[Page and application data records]

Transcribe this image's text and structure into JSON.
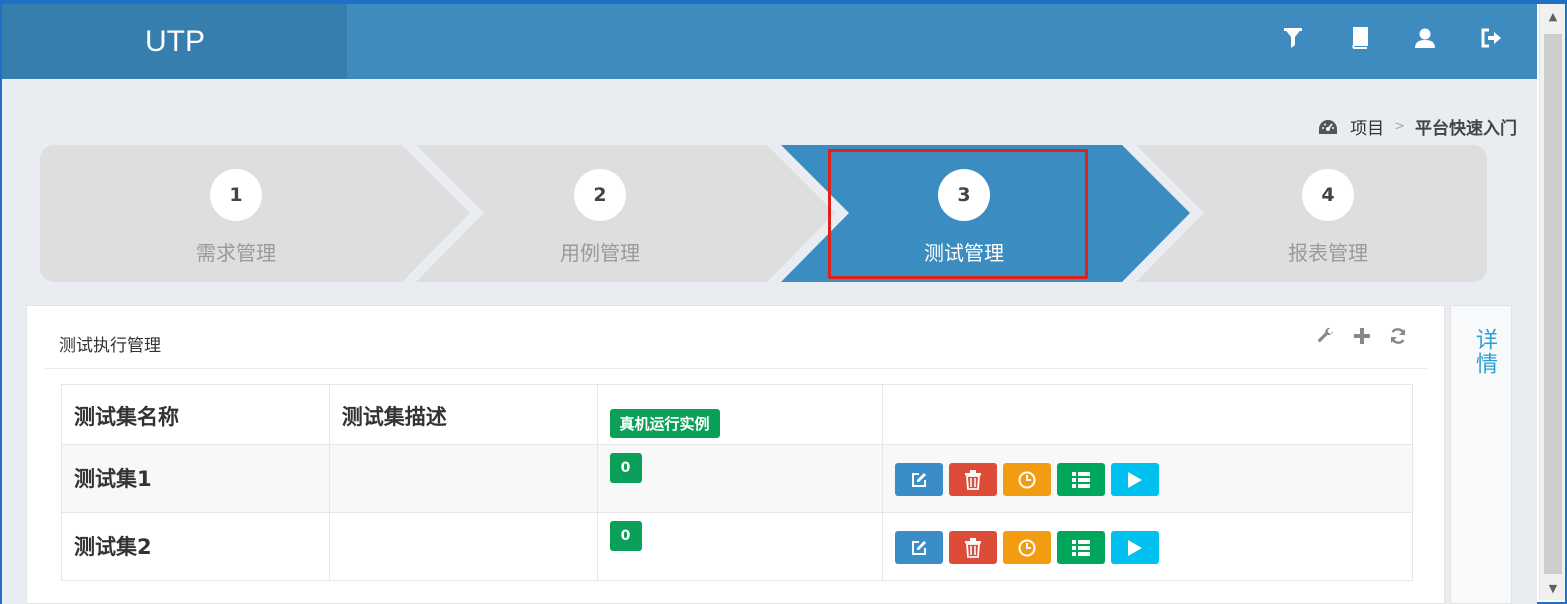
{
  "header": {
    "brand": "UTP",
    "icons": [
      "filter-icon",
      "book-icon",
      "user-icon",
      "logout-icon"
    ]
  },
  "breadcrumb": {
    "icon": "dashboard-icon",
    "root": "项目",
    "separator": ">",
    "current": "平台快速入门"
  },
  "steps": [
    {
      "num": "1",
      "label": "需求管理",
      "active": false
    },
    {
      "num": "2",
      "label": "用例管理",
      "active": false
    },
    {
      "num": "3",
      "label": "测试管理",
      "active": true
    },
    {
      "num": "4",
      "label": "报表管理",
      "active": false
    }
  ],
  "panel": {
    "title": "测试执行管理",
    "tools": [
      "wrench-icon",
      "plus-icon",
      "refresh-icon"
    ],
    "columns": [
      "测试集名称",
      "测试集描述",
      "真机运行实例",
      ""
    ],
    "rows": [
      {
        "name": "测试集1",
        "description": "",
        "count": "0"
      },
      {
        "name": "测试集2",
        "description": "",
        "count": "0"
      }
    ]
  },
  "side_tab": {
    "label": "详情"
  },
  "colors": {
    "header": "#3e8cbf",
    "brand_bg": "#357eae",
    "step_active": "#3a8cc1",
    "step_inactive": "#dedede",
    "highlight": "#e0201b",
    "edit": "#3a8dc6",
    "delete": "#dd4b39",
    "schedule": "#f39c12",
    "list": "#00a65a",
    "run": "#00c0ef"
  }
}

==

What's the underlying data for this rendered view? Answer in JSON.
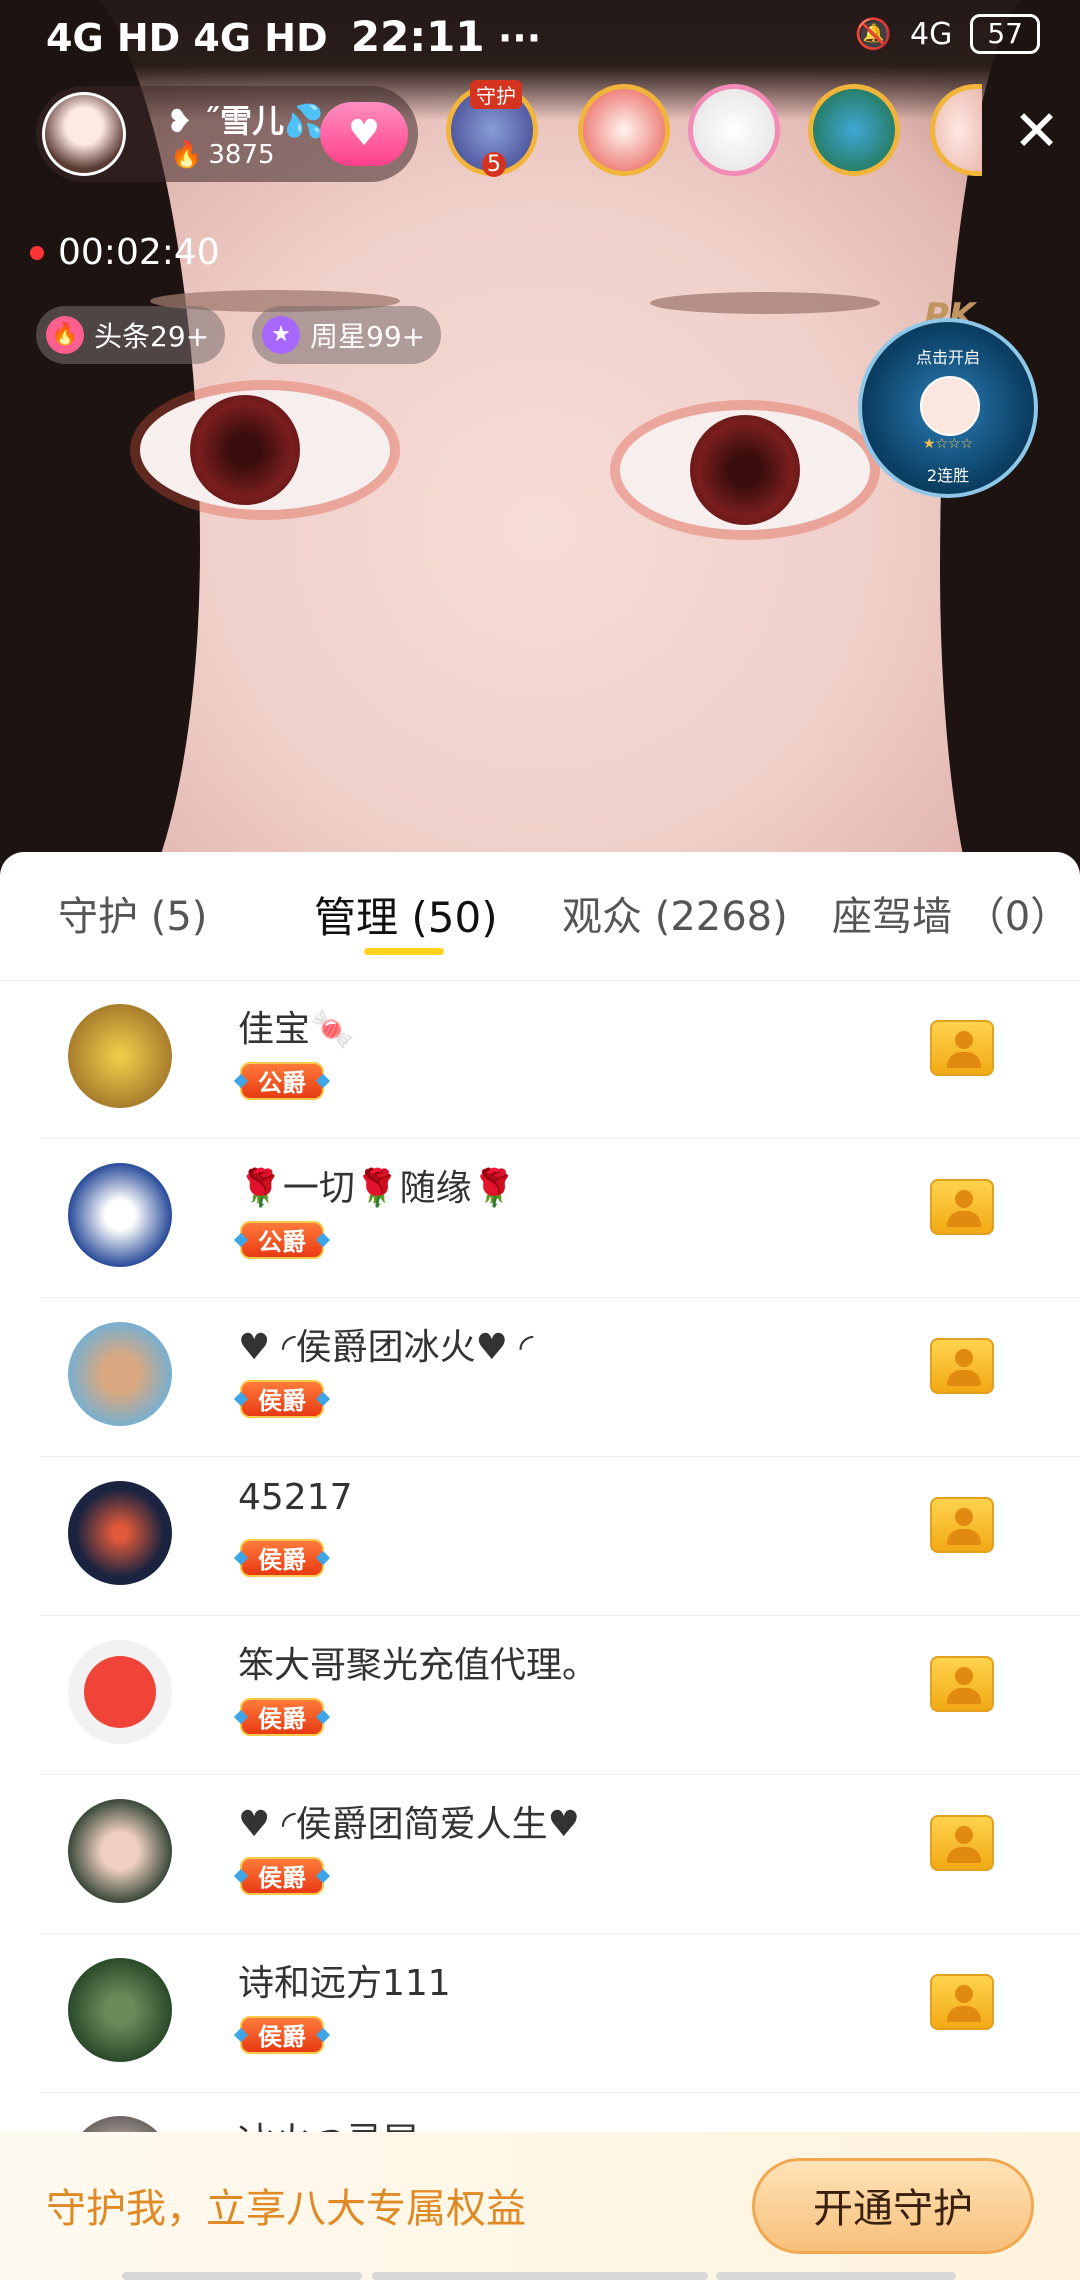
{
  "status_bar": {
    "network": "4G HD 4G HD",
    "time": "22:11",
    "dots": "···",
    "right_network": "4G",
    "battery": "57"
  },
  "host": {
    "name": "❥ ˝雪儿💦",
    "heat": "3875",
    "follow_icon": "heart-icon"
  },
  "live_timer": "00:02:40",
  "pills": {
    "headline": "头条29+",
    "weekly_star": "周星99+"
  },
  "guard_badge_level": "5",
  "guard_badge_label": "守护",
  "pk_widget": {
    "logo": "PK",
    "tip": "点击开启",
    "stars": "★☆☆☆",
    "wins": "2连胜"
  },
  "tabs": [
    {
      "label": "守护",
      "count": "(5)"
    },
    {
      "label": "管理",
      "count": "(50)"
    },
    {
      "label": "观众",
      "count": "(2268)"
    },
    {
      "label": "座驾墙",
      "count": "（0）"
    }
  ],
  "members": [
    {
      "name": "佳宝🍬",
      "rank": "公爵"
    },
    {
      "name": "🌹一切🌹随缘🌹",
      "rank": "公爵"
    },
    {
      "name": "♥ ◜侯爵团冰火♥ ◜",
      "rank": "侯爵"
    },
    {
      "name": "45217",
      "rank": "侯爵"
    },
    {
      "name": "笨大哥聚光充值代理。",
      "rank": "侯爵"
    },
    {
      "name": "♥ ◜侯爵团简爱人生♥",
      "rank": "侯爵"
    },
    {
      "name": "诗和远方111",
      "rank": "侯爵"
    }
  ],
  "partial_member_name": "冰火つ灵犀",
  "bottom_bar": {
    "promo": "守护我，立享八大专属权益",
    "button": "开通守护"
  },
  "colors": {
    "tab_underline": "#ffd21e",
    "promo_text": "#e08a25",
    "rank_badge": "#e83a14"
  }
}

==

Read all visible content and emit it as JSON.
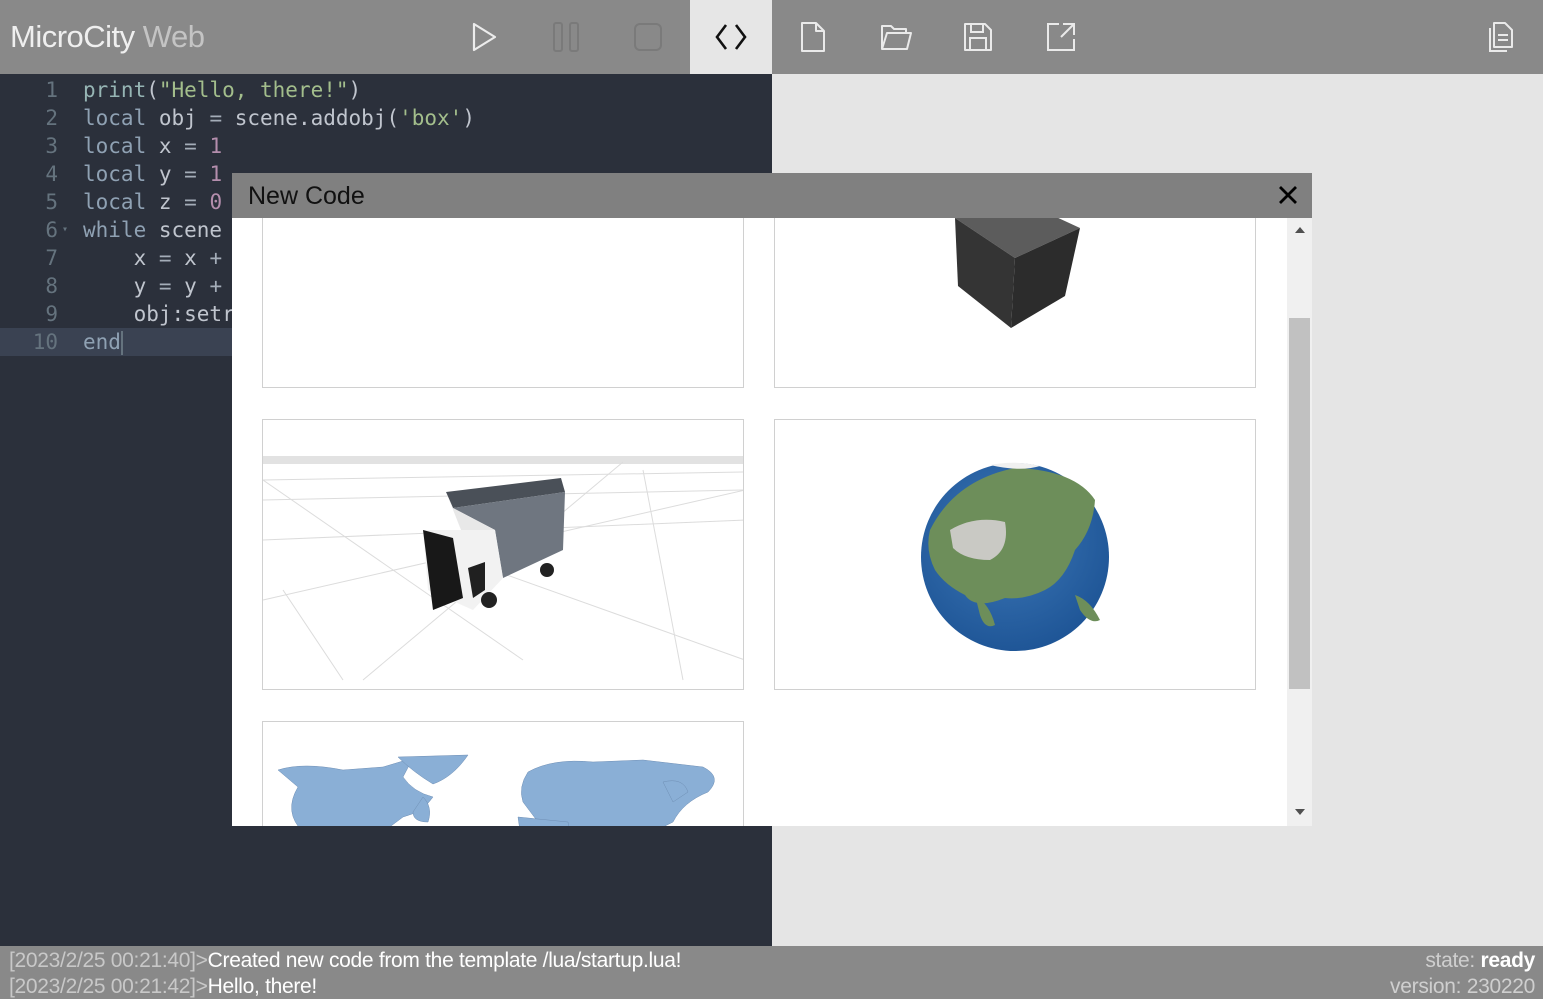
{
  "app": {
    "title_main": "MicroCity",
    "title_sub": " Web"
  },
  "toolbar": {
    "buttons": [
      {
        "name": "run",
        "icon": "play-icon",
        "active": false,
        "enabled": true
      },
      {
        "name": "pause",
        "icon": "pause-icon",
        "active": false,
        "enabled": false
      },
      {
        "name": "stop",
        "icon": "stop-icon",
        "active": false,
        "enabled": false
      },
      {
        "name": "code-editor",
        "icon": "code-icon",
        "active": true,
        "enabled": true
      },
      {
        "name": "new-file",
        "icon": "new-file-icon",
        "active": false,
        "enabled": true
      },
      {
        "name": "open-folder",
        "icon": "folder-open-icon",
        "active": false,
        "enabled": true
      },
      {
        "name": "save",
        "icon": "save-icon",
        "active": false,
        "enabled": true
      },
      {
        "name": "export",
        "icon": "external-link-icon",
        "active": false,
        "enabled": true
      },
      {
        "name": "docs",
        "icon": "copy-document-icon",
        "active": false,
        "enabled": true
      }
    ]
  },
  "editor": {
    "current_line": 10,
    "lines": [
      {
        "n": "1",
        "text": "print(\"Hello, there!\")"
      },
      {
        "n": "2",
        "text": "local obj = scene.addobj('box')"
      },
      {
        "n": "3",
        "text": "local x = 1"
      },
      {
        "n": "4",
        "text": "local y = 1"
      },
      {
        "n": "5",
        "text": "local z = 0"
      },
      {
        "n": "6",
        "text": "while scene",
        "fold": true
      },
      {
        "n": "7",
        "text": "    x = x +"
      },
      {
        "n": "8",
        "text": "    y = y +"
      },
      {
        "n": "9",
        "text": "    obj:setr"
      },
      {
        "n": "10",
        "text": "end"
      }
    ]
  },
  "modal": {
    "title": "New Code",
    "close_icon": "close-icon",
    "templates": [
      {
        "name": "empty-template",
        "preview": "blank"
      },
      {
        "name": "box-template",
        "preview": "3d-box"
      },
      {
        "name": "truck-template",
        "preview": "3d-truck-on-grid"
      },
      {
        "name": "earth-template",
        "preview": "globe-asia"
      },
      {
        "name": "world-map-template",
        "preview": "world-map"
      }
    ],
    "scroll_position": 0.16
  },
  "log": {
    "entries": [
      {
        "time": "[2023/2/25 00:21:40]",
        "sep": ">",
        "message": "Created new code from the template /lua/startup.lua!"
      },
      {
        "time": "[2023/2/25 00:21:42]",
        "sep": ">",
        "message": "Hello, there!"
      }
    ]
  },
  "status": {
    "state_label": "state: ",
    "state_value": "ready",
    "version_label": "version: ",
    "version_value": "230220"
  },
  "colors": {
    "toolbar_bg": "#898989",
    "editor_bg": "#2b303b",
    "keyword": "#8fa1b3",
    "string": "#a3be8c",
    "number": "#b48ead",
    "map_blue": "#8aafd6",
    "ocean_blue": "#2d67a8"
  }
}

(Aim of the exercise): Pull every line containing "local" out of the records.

(Solution):
        "text": "local obj = scene.addobj('box')"
        "text": "local x = 1"
        "text": "local y = 1"
        "text": "local z = 0"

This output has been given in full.